The New York Times’ “Living in” real estate feature, which aims to impart a sense of the community to prospective residents, turned its gaze to Dyker Heights last week, calling it a “place that people deeply care for.”
While a significant chunk of the article focused on the famed Dyker Heights lights, it also looked at some of the year-round virtues and even some of its changing traits:
It remains a stable, relatively affordable enclave in a borough that has grown almost too popular for its own good, Ms. Manto said. And although Fort Greene, Downtown Brooklyn and even Bay Ridge next door have become way too pricey for the non-six-figure-salary set, it is her opinion that “when you work for the city, you should be able to live in the city.”
She left a job as a TV ad buyer after the attacks of Sept. 11, 2001, to pursue her dream of teaching. Her husband, following a similar path at that time, became a New York City police officer.
The fact that Dyker Heights is not just another part of hipster Brooklyn makes it all the better, she added. In such areas, cocktail lounges and artisanal boutiques are usually the signal that gentrification lurks just around the corner. “I would say that kind of thing isn’t happening over here,” Ms. Manto said, before catching herself. “I mean, at least not yet.”
So is Dyker Heights getting gentrified? As the home of the upper middle class and homes that “evoke the Mediterranean,” I’d say it’d certainly be a different kind of gentrification that in northern Brooklyn.
Regardless, cue the much deserved gushing over the area’s beautiful homes:
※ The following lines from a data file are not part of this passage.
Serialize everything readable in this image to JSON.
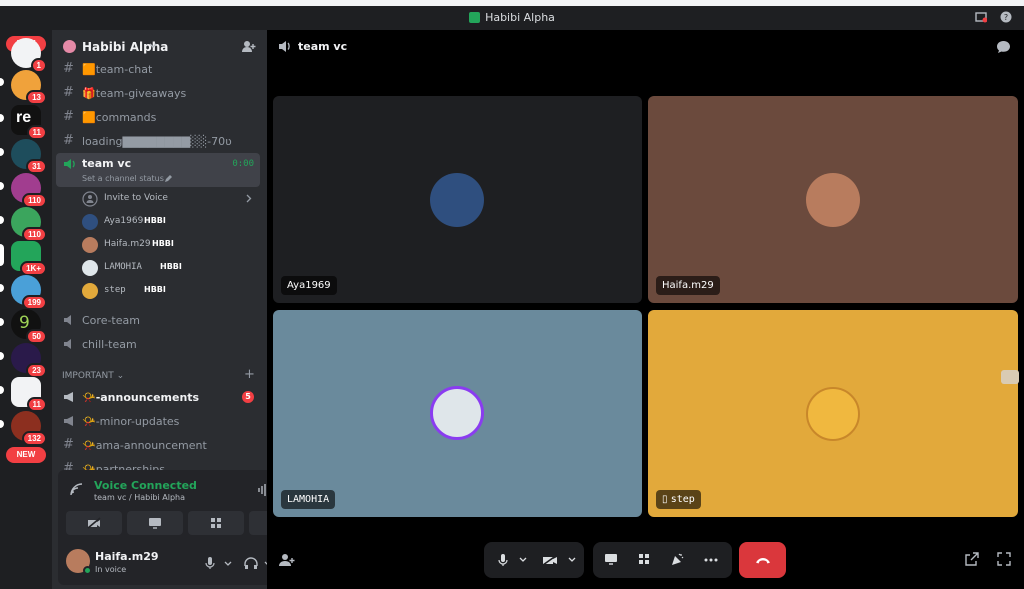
{
  "window": {
    "title": "Habibi Alpha"
  },
  "servers": {
    "new_tag_top": "NEW",
    "new_tag_bottom": "NEW",
    "badges": [
      "1",
      "13",
      "11",
      "31",
      "110",
      "110",
      "1K+",
      "199",
      "50",
      "23",
      "11",
      "132"
    ]
  },
  "server": {
    "name": "Habibi Alpha"
  },
  "channels": [
    {
      "label": "🟧team-chat"
    },
    {
      "label": "🎁team-giveaways"
    },
    {
      "label": "🟧commands"
    },
    {
      "label": "loading▇▇▇▇▇▇▇▇░░-70ʋ"
    }
  ],
  "voice_channel": {
    "name": "team vc",
    "timer": "0:00",
    "status_placeholder": "Set a channel status",
    "invite_label": "Invite to Voice",
    "members": [
      {
        "name": "Aya1969",
        "tag": "HBBI"
      },
      {
        "name": "Haifa.m29",
        "tag": "HBBI"
      },
      {
        "name": "LAMOHIA",
        "tag": "HBBI"
      },
      {
        "name": "step",
        "tag": "HBBI"
      }
    ]
  },
  "other_voice": [
    {
      "label": "Core-team"
    },
    {
      "label": "chill-team"
    }
  ],
  "category": {
    "label": "IMPORTANT"
  },
  "important_channels": [
    {
      "label": "📯-announcements",
      "unread": "5"
    },
    {
      "label": "📯-minor-updates"
    },
    {
      "label": "📯ama-announcement"
    },
    {
      "label": "📯partnerships"
    }
  ],
  "voice_panel": {
    "title": "Voice Connected",
    "subtitle": "team vc / Habibi Alpha"
  },
  "user": {
    "name": "Haifa.m29",
    "status": "In voice"
  },
  "main": {
    "channel_name": "team vc",
    "tiles": [
      {
        "name": "Aya1969",
        "color": "#1e1f22"
      },
      {
        "name": "Haifa.m29",
        "color": "#6b4a3d"
      },
      {
        "name": "LAMOHIA",
        "color": "#6a8a9c"
      },
      {
        "name": "step",
        "color": "#e2a93b"
      }
    ]
  },
  "colors": {
    "accent_green": "#23a55a",
    "danger": "#da373c",
    "badge_red": "#f23f43"
  }
}
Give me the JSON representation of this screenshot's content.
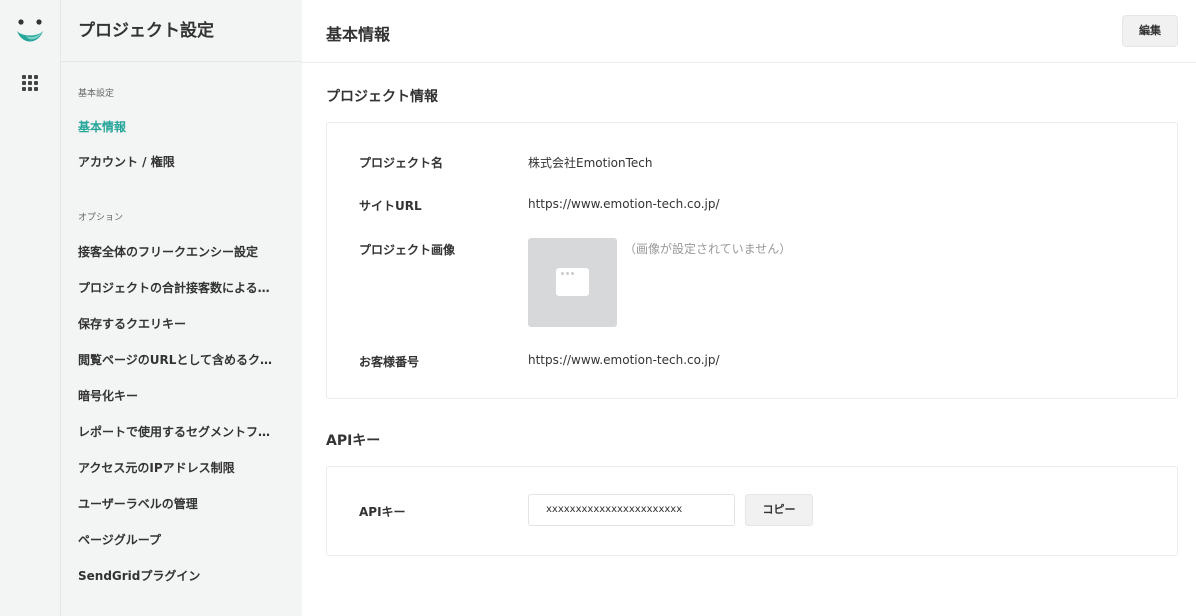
{
  "colors": {
    "accent": "#26a69a",
    "rail_bg": "#f3f4f4",
    "placeholder_bg": "#d6d8d9"
  },
  "rail": {
    "logo_icon": "smile-logo-icon",
    "apps_icon": "grid-apps-icon"
  },
  "sidebar": {
    "title": "プロジェクト設定",
    "section_basic": "基本設定",
    "basic_items": [
      {
        "label": "基本情報",
        "active": true
      },
      {
        "label": "アカウント / 権限",
        "active": false
      }
    ],
    "section_options": "オプション",
    "option_items": [
      {
        "label": "接客全体のフリークエンシー設定"
      },
      {
        "label": "プロジェクトの合計接客数による…"
      },
      {
        "label": "保存するクエリキー"
      },
      {
        "label": "閲覧ページのURLとして含めるク…"
      },
      {
        "label": "暗号化キー"
      },
      {
        "label": "レポートで使用するセグメントフ…"
      },
      {
        "label": "アクセス元のIPアドレス制限"
      },
      {
        "label": "ユーザーラベルの管理"
      },
      {
        "label": "ページグループ"
      },
      {
        "label": "SendGridプラグイン"
      }
    ]
  },
  "main": {
    "title": "基本情報",
    "edit_label": "編集",
    "project_section_title": "プロジェクト情報",
    "project": {
      "name_label": "プロジェクト名",
      "name_value": "株式会社EmotionTech",
      "site_label": "サイトURL",
      "site_value": "https://www.emotion-tech.co.jp/",
      "image_label": "プロジェクト画像",
      "image_empty": "（画像が設定されていません）",
      "customer_label": "お客様番号",
      "customer_value": "https://www.emotion-tech.co.jp/"
    },
    "api_section_title": "APIキー",
    "api": {
      "label": "APIキー",
      "value": "xxxxxxxxxxxxxxxxxxxxxxx",
      "copy_label": "コピー"
    }
  }
}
Perched on the slight ridge responsible for the “Heights” part of the name, these homes, which often evoke the Mediterranean, typically sit on roomy, tree-shaded lots measuring 80 by 100 feet. Even in the summer, they can seem lavishly decorated; a waterfall gurgles at a home at 11th Avenue and 83rd Street, surrounded by white goddess-like figures.
Recent home sales in the neighborhood have averaged $956,300, the paper reports. Definitely the kind of real estate steals that spur gentrification, right?